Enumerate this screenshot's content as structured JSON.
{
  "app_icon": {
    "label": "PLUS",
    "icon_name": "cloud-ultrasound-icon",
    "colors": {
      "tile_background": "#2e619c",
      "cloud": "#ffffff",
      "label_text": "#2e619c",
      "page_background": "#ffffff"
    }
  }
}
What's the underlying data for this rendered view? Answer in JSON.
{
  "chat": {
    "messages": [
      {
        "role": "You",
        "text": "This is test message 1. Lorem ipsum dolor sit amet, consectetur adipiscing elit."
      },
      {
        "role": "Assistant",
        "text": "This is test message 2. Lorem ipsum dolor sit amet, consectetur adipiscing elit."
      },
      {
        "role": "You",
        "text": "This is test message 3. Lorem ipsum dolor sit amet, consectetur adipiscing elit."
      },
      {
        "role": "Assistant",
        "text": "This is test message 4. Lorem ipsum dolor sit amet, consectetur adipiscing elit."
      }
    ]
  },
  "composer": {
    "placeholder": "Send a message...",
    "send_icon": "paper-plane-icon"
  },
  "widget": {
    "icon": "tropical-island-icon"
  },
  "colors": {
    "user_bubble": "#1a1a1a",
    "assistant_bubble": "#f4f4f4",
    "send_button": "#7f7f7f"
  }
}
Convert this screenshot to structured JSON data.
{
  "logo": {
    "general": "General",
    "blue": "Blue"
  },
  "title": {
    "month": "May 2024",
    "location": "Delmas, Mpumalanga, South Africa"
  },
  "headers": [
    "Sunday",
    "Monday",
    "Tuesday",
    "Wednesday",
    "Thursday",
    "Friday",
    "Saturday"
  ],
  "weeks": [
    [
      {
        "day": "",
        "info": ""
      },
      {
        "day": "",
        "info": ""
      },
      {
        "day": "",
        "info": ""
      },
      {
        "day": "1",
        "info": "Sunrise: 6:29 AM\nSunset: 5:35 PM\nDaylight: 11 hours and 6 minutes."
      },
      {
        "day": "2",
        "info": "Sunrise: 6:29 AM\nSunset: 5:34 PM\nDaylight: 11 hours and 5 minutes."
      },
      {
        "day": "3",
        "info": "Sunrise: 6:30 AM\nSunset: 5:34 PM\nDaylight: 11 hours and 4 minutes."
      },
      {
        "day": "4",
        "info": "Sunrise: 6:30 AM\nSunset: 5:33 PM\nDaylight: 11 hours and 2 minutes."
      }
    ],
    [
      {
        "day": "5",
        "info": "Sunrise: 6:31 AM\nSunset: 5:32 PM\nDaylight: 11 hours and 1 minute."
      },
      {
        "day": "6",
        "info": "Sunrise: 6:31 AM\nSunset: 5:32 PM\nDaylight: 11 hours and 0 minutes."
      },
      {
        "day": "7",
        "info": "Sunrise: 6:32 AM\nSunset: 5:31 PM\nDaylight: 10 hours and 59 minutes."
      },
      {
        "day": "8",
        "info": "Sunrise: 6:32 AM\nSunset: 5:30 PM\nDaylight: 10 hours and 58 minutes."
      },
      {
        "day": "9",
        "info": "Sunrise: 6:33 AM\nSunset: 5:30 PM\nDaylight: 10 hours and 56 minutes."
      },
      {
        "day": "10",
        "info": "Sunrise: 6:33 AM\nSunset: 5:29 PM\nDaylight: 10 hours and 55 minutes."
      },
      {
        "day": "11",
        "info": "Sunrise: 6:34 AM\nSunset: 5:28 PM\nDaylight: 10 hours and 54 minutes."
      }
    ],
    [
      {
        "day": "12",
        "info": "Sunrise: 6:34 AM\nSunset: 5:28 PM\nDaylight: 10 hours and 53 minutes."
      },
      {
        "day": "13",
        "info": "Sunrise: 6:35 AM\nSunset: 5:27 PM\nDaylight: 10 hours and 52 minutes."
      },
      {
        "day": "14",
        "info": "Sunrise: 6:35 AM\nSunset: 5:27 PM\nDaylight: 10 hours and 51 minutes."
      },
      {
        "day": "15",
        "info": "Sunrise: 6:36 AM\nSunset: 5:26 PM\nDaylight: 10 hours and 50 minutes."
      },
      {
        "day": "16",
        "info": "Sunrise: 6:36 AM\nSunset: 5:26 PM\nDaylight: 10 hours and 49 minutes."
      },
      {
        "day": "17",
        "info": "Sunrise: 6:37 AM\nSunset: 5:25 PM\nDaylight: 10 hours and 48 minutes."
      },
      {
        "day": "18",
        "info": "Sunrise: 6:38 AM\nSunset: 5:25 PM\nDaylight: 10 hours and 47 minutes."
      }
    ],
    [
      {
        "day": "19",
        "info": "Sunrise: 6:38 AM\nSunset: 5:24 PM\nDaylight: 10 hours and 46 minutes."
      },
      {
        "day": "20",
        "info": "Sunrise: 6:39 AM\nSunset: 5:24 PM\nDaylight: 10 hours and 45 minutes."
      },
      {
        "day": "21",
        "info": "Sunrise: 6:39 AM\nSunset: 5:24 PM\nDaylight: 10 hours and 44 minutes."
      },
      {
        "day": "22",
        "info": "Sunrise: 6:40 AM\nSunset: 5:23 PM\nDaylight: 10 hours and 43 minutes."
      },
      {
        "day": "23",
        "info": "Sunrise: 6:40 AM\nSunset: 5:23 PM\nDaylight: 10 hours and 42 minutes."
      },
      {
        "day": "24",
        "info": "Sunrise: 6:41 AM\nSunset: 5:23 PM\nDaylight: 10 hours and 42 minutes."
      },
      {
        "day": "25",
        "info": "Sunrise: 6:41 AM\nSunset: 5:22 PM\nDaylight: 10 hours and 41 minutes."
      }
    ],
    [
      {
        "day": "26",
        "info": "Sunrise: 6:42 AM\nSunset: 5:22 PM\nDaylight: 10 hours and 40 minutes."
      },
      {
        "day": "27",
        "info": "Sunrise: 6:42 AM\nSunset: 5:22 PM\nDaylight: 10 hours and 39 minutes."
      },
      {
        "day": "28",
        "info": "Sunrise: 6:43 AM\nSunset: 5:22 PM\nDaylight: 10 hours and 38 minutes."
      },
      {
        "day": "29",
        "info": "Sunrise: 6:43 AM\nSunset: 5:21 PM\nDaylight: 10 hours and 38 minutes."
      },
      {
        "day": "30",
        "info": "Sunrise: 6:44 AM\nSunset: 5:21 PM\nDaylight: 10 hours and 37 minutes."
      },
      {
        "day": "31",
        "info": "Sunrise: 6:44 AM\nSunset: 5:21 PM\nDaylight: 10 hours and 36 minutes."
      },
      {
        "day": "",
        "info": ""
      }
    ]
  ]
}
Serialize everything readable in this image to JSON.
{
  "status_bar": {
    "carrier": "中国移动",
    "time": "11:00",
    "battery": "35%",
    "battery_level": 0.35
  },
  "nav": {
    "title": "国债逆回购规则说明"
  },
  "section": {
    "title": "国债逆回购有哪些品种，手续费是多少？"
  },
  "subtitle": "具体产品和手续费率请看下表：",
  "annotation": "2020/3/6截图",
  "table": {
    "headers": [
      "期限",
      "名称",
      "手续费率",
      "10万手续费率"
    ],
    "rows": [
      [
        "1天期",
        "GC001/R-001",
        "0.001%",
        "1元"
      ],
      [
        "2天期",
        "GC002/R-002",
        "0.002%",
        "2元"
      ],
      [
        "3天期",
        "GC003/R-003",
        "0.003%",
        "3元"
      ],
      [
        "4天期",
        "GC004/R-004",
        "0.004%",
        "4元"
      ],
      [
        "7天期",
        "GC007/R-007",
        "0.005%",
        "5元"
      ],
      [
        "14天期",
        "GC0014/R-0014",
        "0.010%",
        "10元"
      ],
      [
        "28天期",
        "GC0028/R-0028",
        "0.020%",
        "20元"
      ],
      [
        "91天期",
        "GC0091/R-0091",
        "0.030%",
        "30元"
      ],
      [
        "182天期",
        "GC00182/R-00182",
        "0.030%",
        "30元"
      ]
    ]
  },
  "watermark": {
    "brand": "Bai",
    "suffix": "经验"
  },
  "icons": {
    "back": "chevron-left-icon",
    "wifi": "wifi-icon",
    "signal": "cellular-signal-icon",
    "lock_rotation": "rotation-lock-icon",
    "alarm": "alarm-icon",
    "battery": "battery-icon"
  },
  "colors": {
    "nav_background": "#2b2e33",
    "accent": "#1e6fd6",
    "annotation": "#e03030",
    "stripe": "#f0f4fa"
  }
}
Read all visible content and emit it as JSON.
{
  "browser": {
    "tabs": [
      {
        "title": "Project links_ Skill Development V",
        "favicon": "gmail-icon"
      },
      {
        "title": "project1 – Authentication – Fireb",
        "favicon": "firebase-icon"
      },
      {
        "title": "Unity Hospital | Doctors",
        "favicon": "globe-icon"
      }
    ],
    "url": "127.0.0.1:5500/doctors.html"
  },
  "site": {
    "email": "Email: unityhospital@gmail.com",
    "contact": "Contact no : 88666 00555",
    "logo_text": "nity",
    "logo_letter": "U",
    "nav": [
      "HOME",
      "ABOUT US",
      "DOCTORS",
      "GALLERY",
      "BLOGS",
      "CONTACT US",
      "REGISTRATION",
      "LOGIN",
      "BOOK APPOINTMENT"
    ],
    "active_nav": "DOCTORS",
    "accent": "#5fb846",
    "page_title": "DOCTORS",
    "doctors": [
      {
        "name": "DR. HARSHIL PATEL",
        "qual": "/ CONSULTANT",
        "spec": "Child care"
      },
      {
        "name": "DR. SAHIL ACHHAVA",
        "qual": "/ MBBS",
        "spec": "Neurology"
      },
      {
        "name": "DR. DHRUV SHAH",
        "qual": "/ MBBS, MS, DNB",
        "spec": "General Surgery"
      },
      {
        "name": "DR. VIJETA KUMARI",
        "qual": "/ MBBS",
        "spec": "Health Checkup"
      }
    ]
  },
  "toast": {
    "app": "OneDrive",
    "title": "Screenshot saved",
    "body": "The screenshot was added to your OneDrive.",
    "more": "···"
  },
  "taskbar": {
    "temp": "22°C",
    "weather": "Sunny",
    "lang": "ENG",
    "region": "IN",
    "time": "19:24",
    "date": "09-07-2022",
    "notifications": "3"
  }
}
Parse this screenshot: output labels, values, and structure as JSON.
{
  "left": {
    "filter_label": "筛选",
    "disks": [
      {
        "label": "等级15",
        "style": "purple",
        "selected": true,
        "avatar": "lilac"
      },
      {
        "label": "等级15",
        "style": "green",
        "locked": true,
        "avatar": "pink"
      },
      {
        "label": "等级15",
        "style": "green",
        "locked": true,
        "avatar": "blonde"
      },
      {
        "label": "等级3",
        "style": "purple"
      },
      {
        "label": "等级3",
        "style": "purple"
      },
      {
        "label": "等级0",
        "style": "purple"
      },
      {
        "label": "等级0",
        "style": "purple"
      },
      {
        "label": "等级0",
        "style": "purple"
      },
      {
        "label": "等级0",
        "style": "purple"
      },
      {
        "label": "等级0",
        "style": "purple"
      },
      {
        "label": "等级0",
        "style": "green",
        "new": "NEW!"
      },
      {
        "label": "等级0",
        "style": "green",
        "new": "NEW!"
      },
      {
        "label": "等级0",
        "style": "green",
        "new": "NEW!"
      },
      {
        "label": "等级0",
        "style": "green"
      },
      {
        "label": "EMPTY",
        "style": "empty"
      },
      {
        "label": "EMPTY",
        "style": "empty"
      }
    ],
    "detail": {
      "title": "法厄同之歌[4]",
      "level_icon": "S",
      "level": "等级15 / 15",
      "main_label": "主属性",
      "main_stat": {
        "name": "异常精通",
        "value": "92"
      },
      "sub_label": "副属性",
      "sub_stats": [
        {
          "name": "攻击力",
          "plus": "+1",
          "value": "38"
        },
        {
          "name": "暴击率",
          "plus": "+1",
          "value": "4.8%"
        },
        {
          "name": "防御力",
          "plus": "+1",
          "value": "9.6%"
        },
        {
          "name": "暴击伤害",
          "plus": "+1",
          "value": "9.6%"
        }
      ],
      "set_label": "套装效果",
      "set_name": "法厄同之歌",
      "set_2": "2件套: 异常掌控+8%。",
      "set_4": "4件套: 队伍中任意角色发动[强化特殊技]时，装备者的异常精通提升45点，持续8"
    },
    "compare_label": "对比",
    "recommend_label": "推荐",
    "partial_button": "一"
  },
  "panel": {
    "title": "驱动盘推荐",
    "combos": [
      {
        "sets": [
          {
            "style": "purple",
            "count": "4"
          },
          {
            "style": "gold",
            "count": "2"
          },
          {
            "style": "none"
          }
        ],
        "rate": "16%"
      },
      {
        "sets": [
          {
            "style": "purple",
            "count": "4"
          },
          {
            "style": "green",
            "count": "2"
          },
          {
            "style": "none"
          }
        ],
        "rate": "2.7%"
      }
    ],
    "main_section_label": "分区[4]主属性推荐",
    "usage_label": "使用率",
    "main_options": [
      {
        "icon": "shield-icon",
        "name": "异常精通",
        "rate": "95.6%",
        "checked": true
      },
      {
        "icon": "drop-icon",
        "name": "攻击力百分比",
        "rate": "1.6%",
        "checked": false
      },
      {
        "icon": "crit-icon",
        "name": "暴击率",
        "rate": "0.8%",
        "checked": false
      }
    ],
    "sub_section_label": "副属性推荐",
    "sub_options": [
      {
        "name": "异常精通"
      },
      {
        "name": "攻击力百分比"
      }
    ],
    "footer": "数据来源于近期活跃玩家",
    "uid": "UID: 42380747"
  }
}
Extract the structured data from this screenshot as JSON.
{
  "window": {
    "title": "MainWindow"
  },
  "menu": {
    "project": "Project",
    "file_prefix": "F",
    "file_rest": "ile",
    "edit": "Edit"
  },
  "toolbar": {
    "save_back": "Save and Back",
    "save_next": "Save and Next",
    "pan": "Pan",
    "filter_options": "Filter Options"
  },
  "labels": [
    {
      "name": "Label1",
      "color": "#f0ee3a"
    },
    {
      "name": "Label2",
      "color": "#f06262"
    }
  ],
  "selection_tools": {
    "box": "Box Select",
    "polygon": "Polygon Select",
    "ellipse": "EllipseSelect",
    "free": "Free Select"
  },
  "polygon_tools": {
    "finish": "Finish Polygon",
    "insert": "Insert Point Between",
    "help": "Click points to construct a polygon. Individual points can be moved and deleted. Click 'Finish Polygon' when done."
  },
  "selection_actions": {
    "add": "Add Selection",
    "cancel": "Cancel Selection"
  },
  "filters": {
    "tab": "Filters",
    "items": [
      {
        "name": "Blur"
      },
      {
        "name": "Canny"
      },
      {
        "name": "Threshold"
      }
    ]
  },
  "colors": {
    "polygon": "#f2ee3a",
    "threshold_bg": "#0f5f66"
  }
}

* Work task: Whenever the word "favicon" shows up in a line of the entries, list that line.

* The answer:
        "favicon": "gmail-icon"
        "favicon": "firebase-icon"
        "favicon": "globe-icon"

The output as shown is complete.